◆ Instructions for the task ◆
Could the data underneath be repeated exactly, in full?

Task data section start

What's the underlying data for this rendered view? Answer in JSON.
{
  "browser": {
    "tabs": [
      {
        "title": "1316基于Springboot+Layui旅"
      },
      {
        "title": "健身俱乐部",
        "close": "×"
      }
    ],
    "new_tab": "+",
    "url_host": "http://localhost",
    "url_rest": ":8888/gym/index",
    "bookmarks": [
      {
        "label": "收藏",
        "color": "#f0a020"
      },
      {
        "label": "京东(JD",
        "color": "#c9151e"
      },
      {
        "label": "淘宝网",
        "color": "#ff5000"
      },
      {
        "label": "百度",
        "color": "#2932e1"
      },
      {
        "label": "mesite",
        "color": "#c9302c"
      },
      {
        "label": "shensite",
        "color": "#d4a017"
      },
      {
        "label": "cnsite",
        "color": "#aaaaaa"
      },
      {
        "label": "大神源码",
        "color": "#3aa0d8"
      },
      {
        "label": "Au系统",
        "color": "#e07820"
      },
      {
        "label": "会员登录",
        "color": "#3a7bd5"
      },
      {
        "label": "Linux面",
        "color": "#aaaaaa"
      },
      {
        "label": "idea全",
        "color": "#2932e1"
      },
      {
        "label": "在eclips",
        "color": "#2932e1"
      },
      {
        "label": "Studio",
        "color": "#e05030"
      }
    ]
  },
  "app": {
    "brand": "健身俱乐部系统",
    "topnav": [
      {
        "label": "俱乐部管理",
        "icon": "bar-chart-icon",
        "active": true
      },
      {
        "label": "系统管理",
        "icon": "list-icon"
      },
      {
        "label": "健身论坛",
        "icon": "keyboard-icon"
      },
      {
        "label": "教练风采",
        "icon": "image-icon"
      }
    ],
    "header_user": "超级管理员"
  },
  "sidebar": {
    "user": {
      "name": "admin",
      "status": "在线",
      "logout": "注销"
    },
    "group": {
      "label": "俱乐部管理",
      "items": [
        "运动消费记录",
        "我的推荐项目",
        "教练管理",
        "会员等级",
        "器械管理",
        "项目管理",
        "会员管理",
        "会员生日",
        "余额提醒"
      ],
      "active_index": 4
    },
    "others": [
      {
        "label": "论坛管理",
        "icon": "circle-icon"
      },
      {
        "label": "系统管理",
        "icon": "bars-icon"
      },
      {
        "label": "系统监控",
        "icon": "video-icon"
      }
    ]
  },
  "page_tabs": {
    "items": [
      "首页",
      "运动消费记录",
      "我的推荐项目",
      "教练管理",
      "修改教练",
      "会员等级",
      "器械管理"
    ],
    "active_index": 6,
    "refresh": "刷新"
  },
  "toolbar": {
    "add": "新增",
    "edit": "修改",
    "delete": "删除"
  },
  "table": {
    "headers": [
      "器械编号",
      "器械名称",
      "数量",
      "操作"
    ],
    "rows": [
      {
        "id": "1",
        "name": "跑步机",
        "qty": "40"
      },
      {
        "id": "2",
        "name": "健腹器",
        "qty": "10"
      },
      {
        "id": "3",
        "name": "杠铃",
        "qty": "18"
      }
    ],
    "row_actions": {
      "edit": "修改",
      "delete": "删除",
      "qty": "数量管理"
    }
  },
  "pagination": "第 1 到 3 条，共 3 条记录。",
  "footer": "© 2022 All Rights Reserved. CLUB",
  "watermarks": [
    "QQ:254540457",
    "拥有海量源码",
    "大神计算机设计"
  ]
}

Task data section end

◆ Exercise result ◆
What's the underlying data for this rendered view? Answer in JSON.
{
  "browser": {
    "tabs": [
      {
        "title": "1316基于Springboot+Layui旅"
      },
      {
        "title": "健身俱乐部",
        "close": "×"
      }
    ],
    "new_tab": "+",
    "url_host": "http://localhost",
    "url_rest": ":8888/gym/index",
    "bookmarks": [
      {
        "label": "收藏",
        "color": "#f0a020"
      },
      {
        "label": "京东(JD",
        "color": "#c9151e"
      },
      {
        "label": "淘宝网",
        "color": "#ff5000"
      },
      {
        "label": "百度",
        "color": "#2932e1"
      },
      {
        "label": "mesite",
        "color": "#c9302c"
      },
      {
        "label": "shensite",
        "color": "#d4a017"
      },
      {
        "label": "cnsite",
        "color": "#aaaaaa"
      },
      {
        "label": "大神源码",
        "color": "#3aa0d8"
      },
      {
        "label": "Au系统",
        "color": "#e07820"
      },
      {
        "label": "会员登录",
        "color": "#3a7bd5"
      },
      {
        "label": "Linux面",
        "color": "#aaaaaa"
      },
      {
        "label": "idea全",
        "color": "#2932e1"
      },
      {
        "label": "在eclips",
        "color": "#2932e1"
      },
      {
        "label": "Studio",
        "color": "#e05030"
      }
    ]
  },
  "app": {
    "brand": "健身俱乐部系统",
    "topnav": [
      {
        "label": "俱乐部管理",
        "icon": "bar-chart-icon",
        "active": true
      },
      {
        "label": "系统管理",
        "icon": "list-icon"
      },
      {
        "label": "健身论坛",
        "icon": "keyboard-icon"
      },
      {
        "label": "教练风采",
        "icon": "image-icon"
      }
    ],
    "header_user": "超级管理员"
  },
  "sidebar": {
    "user": {
      "name": "admin",
      "status": "在线",
      "logout": "注销"
    },
    "group": {
      "label": "俱乐部管理",
      "items": [
        "运动消费记录",
        "我的推荐项目",
        "教练管理",
        "会员等级",
        "器械管理",
        "项目管理",
        "会员管理",
        "会员生日",
        "余额提醒"
      ],
      "active_index": 4
    },
    "others": [
      {
        "label": "论坛管理",
        "icon": "circle-icon"
      },
      {
        "label": "系统管理",
        "icon": "bars-icon"
      },
      {
        "label": "系统监控",
        "icon": "video-icon"
      }
    ]
  },
  "page_tabs": {
    "items": [
      "首页",
      "运动消费记录",
      "我的推荐项目",
      "教练管理",
      "修改教练",
      "会员等级",
      "器械管理"
    ],
    "active_index": 6,
    "refresh": "刷新"
  },
  "toolbar": {
    "add": "新增",
    "edit": "修改",
    "delete": "删除"
  },
  "table": {
    "headers": [
      "器械编号",
      "器械名称",
      "数量",
      "操作"
    ],
    "rows": [
      {
        "id": "1",
        "name": "跑步机",
        "qty": "40"
      },
      {
        "id": "2",
        "name": "健腹器",
        "qty": "10"
      },
      {
        "id": "3",
        "name": "杠铃",
        "qty": "18"
      }
    ],
    "row_actions": {
      "edit": "修改",
      "delete": "删除",
      "qty": "数量管理"
    }
  },
  "pagination": "第 1 到 3 条，共 3 条记录。",
  "footer": "© 2022 All Rights Reserved. CLUB",
  "watermarks": [
    "QQ:254540457",
    "拥有海量源码",
    "大神计算机设计"
  ]
}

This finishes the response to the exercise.